Travel

I’m a travel expert — here’s how to score cheaper airfare, better amenities

He’s no longer pleading the fifth.

A travel expert is sharing his hack for cheaper airfares, saying fifth freedom flights can often offer more bang for your buck.

Kyle Potter, who serves as executive editor of Thrifty Traveler, spilled the secret in an interview with Travel + Leisure, saying: “Fifth freedom routes open up the airline world just a little bit more to all of us.”

A fifth freedom flight is a route in which a carrier from a specific country flies passengers between two other nations not linked to their home base.

For instance, Emirates is based out of United Arab Emirates, but offers fifth freedom flights between the US and Italy, as well as Spain and Mexico.

In another example, Qantas, based out of Australia, operates a fifth freedom flight from New Zealand to the US.

One frequent flyer website offers a full list of airlines and available fifth freedom flights.

 Emirates is based out of United Arab Emirates, but offers fifth freedom flights between the US and Italy,
Emirates is based out of United Arab Emirates, but offers fifth freedom flights between the US and Italy, AFP via Getty Images

According to Condé Nast Traveler, fifth freedom flights are often cheaper because they’re connecting flights, meaning there may be more empty seats on one of the legs for the carrier to fill.

Additionally, the planes are often “much nicer” than the ones flown by local airlines.

“These routes can sometimes be flown by much nicer (and bigger) planes than local airlines might offer since these routes are usually extensions of another long-haul flight,” the publication explained, saying there may also be “better food and more comfortable seats.”

Qantas, based out of Australia, operates a fifth freedom flight from New Zealand to the US.
Qantas, based out of Australia, operates a fifth freedom flight from New Zealand to the US. REUTERS

Additionally, fifth freedom flights sometimes offer extra points and upgrades.

“To help fill seats on shorter sectors with less demand, airlines release more award availability — which helps them cover the operating cost of adding these additional fifth freedom stops,” Condé Nast Traveler declared.

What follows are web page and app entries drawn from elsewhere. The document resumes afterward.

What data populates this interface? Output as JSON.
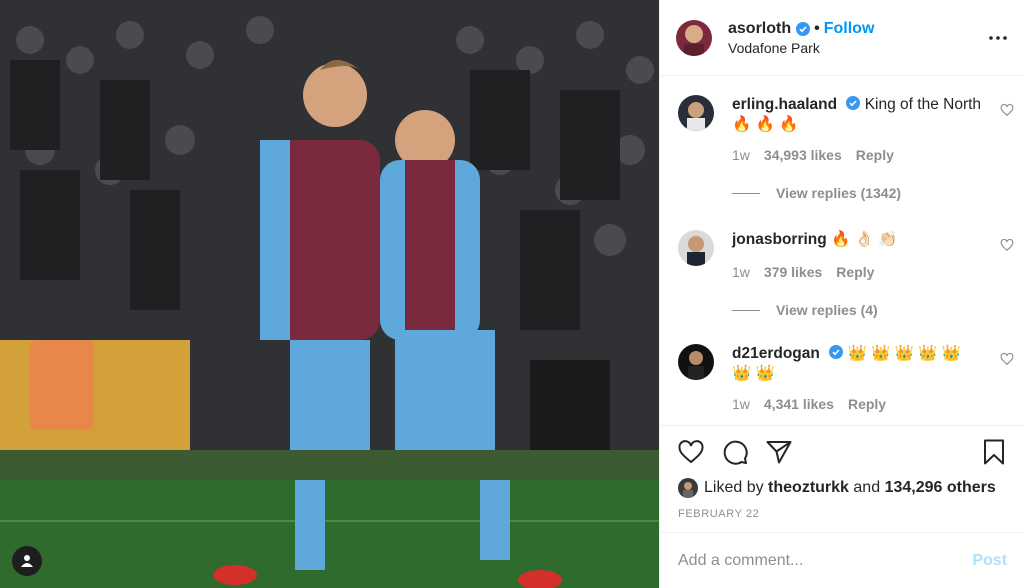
{
  "post": {
    "image_alt": "photo",
    "user_tag_icon": "user-icon"
  },
  "header": {
    "username": "asorloth",
    "dot": "•",
    "follow_label": "Follow",
    "location": "Vodafone Park",
    "more_icon": "ellipsis-icon"
  },
  "comments": [
    {
      "username": "erling.haaland",
      "verified": true,
      "text": "King of the North🔥 🔥 🔥",
      "age": "1w",
      "likes": "34,993 likes",
      "reply_label": "Reply",
      "view_replies": "View replies (1342)"
    },
    {
      "username": "jonasborring",
      "verified": false,
      "text": "🔥 👌🏻 👏🏻",
      "age": "1w",
      "likes": "379 likes",
      "reply_label": "Reply",
      "view_replies": "View replies (4)"
    },
    {
      "username": "d21erdogan",
      "verified": true,
      "text": "👑 👑 👑 👑 👑 👑 👑",
      "age": "1w",
      "likes": "4,341 likes",
      "reply_label": "Reply"
    }
  ],
  "actions": {
    "like_icon": "heart-icon",
    "comment_icon": "comment-icon",
    "share_icon": "share-icon",
    "save_icon": "bookmark-icon"
  },
  "likes": {
    "prefix": "Liked by",
    "user": "theozturkk",
    "middle": "and",
    "others": "134,296 others"
  },
  "date": "FEBRUARY 22",
  "add_comment": {
    "placeholder": "Add a comment...",
    "post_label": "Post"
  },
  "colors": {
    "accent": "#0095f6",
    "post_disabled": "#b2dffc",
    "muted": "#8e8e8e"
  }
}
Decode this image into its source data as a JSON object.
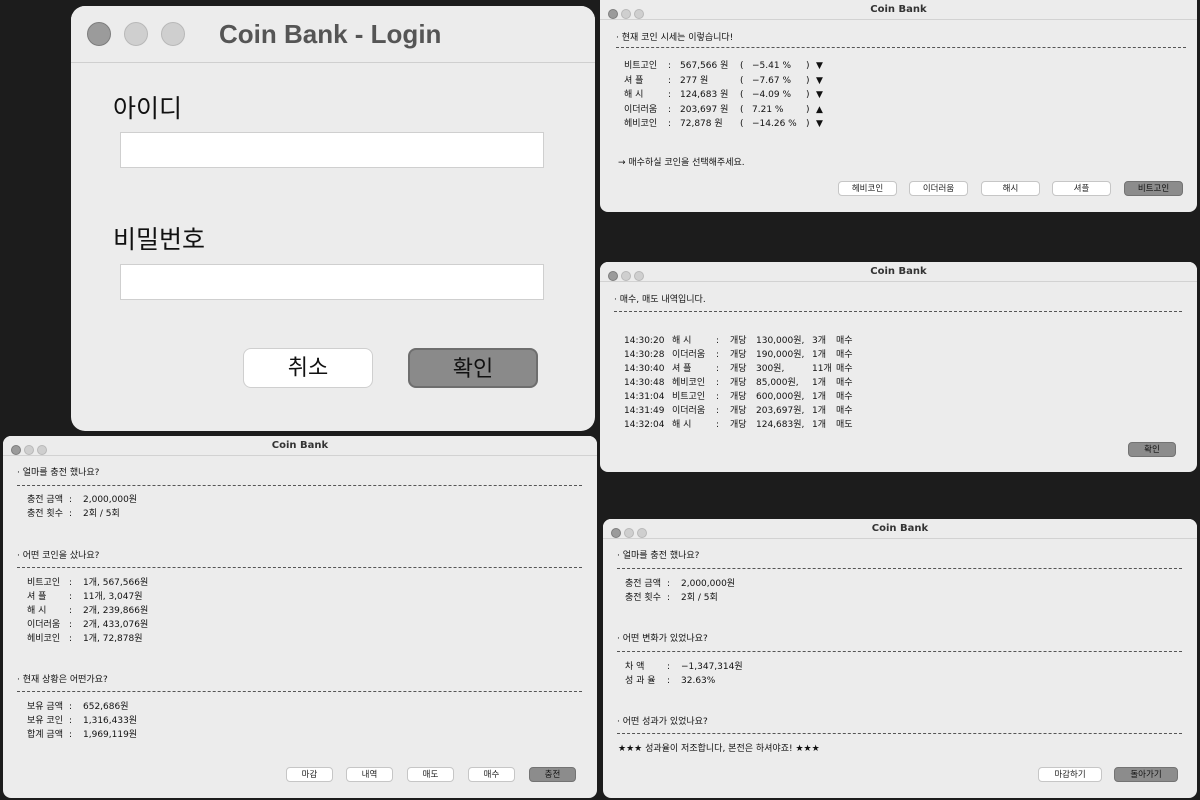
{
  "login": {
    "title": "Coin Bank - Login",
    "id_label": "아이디",
    "id_value": "",
    "pw_label": "비밀번호",
    "pw_value": "",
    "cancel": "취소",
    "confirm": "확인"
  },
  "prices": {
    "title": "Coin Bank",
    "heading": "·  현재 코인 시세는 이렇습니다!",
    "rows": [
      {
        "name": "비트고인",
        "sep": ":",
        "price": "567,566 원",
        "open": "(",
        "pct": "−5.41 %",
        "close": ")",
        "arrow": "▼"
      },
      {
        "name": "셔      플",
        "sep": ":",
        "price": "277 원",
        "open": "(",
        "pct": "−7.67 %",
        "close": ")",
        "arrow": "▼"
      },
      {
        "name": "해      시",
        "sep": ":",
        "price": "124,683 원",
        "open": "(",
        "pct": "−4.09 %",
        "close": ")",
        "arrow": "▼"
      },
      {
        "name": "이더러움",
        "sep": ":",
        "price": "203,697 원",
        "open": "(",
        "pct": "7.21 %",
        "close": ")",
        "arrow": "▲"
      },
      {
        "name": "헤비코인",
        "sep": ":",
        "price": "72,878 원",
        "open": "(",
        "pct": "−14.26 %",
        "close": ")",
        "arrow": "▼"
      }
    ],
    "prompt": "→   매수하실 코인을 선택해주세요.",
    "buttons": [
      "헤비코인",
      "이더러움",
      "해시",
      "셔플",
      "비트고인"
    ]
  },
  "history": {
    "title": "Coin Bank",
    "heading": "·  매수, 매도 내역입니다.",
    "rows": [
      {
        "time": "14:30:20",
        "name": "해      시",
        "sep": ":",
        "unit": "개당",
        "price": "130,000원,",
        "qty": "3개",
        "type": "매수"
      },
      {
        "time": "14:30:28",
        "name": "이더러움",
        "sep": ":",
        "unit": "개당",
        "price": "190,000원,",
        "qty": "1개",
        "type": "매수"
      },
      {
        "time": "14:30:40",
        "name": "셔      플",
        "sep": ":",
        "unit": "개당",
        "price": "300원,",
        "qty": "11개",
        "type": "매수"
      },
      {
        "time": "14:30:48",
        "name": "헤비코인",
        "sep": ":",
        "unit": "개당",
        "price": "85,000원,",
        "qty": "1개",
        "type": "매수"
      },
      {
        "time": "14:31:04",
        "name": "비트고인",
        "sep": ":",
        "unit": "개당",
        "price": "600,000원,",
        "qty": "1개",
        "type": "매수"
      },
      {
        "time": "14:31:49",
        "name": "이더러움",
        "sep": ":",
        "unit": "개당",
        "price": "203,697원,",
        "qty": "1개",
        "type": "매수"
      },
      {
        "time": "14:32:04",
        "name": "해      시",
        "sep": ":",
        "unit": "개당",
        "price": "124,683원,",
        "qty": "1개",
        "type": "매도"
      }
    ],
    "confirm": "확인"
  },
  "status": {
    "title": "Coin Bank",
    "charge_heading": "·  얼마를 충전 했나요?",
    "charge_rows": [
      {
        "label": "충전 금액",
        "sep": ":",
        "value": "2,000,000원"
      },
      {
        "label": "충전 횟수",
        "sep": ":",
        "value": "2회 / 5회"
      }
    ],
    "coins_heading": "·  어떤 코인을 샀나요?",
    "coin_rows": [
      {
        "label": "비트고인",
        "sep": ":",
        "value": "1개, 567,566원"
      },
      {
        "label": "셔      플",
        "sep": ":",
        "value": "11개, 3,047원"
      },
      {
        "label": "해      시",
        "sep": ":",
        "value": "2개, 239,866원"
      },
      {
        "label": "이더러움",
        "sep": ":",
        "value": "2개, 433,076원"
      },
      {
        "label": "헤비코인",
        "sep": ":",
        "value": "1개, 72,878원"
      }
    ],
    "now_heading": "·  현재 상황은 어떤가요?",
    "now_rows": [
      {
        "label": "보유 금액",
        "sep": ":",
        "value": "652,686원"
      },
      {
        "label": "보유 코인",
        "sep": ":",
        "value": "1,316,433원"
      },
      {
        "label": "합계 금액",
        "sep": ":",
        "value": "1,969,119원"
      }
    ],
    "buttons": [
      "마감",
      "내역",
      "매도",
      "매수",
      "충전"
    ]
  },
  "result": {
    "title": "Coin Bank",
    "charge_heading": "·  얼마를 충전 했나요?",
    "charge_rows": [
      {
        "label": "충전 금액",
        "sep": ":",
        "value": "2,000,000원"
      },
      {
        "label": "충전 횟수",
        "sep": ":",
        "value": "2회 / 5회"
      }
    ],
    "change_heading": "·  어떤 변화가 있었나요?",
    "change_rows": [
      {
        "label": "차      액",
        "sep": ":",
        "value": "−1,347,314원"
      },
      {
        "label": "성  과  율",
        "sep": ":",
        "value": "32.63%"
      }
    ],
    "perf_heading": "·  어떤 성과가 있었나요?",
    "perf_text": "★★★   성과율이 저조합니다,    본전은 하셔야죠!    ★★★",
    "buttons": [
      "마감하기",
      "돌아가기"
    ]
  }
}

Potter agrees, saying: “For travelers with credit card points and airline miles, the upside is even bigger.”